## YOUR OBJECTIVE
Please find the lines in the entries below that contain the word "shape", and copy each one.

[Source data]

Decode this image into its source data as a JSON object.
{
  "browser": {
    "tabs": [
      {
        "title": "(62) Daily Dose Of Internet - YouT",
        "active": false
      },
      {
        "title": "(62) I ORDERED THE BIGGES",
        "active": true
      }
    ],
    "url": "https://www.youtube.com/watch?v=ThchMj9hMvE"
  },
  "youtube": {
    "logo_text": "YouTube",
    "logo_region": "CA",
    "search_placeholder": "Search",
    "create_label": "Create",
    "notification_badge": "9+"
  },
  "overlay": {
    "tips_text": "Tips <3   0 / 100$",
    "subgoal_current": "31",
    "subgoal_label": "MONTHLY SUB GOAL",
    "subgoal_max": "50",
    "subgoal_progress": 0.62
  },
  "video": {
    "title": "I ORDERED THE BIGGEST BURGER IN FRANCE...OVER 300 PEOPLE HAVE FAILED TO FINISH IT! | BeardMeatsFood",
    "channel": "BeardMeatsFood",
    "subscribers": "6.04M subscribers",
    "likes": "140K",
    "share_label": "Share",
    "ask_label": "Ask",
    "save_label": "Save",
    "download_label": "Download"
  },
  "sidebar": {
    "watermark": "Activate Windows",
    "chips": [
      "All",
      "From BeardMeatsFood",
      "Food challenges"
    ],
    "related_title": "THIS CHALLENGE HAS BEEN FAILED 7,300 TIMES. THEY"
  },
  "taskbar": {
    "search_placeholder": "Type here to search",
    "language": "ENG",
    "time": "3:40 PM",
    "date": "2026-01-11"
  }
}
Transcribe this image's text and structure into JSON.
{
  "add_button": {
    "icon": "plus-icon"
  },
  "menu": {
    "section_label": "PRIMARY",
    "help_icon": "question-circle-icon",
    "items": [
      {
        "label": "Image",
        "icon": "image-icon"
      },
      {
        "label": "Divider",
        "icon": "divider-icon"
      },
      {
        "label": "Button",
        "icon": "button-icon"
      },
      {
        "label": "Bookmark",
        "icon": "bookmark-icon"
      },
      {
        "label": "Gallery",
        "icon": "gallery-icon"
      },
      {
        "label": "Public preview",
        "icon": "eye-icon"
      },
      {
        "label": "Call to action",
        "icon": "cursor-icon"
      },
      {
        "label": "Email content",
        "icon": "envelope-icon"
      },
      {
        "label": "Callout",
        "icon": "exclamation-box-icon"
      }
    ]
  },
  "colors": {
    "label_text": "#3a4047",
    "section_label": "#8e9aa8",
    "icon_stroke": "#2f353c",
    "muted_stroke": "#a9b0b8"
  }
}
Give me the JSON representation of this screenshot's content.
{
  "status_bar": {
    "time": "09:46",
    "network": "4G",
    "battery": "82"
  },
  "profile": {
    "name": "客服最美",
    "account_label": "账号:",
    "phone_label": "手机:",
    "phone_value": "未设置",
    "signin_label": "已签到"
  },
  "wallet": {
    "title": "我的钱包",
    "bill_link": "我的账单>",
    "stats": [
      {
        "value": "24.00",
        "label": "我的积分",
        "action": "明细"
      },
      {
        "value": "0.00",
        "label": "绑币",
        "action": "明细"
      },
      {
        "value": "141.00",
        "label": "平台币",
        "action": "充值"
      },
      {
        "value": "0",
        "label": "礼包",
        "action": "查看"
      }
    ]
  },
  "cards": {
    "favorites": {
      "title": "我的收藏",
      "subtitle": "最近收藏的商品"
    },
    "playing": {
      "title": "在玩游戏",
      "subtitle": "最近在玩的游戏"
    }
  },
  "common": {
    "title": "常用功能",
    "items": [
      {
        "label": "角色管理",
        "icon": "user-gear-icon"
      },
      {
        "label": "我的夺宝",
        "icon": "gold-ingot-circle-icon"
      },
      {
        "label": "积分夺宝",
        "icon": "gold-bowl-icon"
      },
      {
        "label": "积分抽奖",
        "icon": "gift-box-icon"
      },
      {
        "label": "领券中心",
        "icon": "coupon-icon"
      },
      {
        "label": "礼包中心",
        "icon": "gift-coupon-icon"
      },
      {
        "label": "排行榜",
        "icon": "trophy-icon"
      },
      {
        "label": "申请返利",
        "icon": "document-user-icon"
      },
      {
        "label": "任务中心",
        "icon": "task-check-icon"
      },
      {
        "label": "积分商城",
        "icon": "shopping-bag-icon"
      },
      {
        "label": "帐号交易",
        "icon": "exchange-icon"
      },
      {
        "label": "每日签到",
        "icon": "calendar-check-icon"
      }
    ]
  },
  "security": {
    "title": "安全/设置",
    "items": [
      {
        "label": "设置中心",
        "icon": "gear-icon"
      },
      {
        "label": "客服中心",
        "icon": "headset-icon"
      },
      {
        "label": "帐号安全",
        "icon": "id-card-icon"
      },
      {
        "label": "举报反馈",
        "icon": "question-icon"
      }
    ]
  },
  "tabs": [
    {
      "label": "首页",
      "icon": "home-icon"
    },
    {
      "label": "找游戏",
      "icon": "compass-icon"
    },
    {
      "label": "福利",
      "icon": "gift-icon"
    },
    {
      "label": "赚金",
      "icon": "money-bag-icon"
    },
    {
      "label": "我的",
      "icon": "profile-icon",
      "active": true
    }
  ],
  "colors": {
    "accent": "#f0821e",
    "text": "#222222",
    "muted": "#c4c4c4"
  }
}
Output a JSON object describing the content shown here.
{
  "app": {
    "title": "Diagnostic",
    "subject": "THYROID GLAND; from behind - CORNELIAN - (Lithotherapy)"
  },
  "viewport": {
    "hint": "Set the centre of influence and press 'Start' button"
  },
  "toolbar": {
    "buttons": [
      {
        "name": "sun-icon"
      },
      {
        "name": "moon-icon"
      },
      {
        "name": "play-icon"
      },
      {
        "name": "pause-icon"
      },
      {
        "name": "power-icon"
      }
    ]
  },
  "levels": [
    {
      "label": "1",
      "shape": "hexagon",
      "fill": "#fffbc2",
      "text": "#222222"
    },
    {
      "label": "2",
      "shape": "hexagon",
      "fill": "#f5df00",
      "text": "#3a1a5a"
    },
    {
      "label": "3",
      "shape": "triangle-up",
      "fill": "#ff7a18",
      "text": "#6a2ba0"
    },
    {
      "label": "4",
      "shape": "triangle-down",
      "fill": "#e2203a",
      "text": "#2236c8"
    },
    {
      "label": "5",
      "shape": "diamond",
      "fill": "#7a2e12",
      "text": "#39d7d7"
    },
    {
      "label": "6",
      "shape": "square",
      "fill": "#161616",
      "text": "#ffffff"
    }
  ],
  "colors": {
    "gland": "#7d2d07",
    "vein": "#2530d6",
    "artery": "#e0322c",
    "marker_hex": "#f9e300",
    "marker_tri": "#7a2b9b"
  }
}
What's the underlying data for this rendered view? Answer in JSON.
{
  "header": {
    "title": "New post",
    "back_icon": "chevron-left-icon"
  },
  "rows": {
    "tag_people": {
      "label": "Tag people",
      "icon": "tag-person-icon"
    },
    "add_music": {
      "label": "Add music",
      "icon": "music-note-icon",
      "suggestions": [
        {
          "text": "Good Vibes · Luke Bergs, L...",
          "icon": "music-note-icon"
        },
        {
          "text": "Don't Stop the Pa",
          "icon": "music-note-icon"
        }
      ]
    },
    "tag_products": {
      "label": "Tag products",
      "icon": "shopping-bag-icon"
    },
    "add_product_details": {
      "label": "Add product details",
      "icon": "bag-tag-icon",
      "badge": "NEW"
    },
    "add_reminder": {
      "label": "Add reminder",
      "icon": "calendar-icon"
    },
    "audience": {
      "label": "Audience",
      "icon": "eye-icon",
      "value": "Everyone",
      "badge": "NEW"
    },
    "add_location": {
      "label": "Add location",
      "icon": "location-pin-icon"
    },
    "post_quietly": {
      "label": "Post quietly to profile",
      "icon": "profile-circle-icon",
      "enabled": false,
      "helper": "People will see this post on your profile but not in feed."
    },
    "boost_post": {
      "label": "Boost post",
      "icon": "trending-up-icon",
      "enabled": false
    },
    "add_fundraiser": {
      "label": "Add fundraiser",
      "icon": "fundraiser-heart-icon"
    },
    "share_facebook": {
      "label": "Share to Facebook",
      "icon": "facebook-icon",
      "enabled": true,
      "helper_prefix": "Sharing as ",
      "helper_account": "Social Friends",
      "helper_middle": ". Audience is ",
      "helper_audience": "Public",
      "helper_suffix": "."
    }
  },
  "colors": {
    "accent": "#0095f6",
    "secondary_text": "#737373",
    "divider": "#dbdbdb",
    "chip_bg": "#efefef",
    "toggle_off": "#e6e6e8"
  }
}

## TASK ANSWER
      "shape": "hexagon",
      "shape": "hexagon",
      "shape": "triangle-up",
      "shape": "triangle-down",
      "shape": "diamond",
      "shape": "square",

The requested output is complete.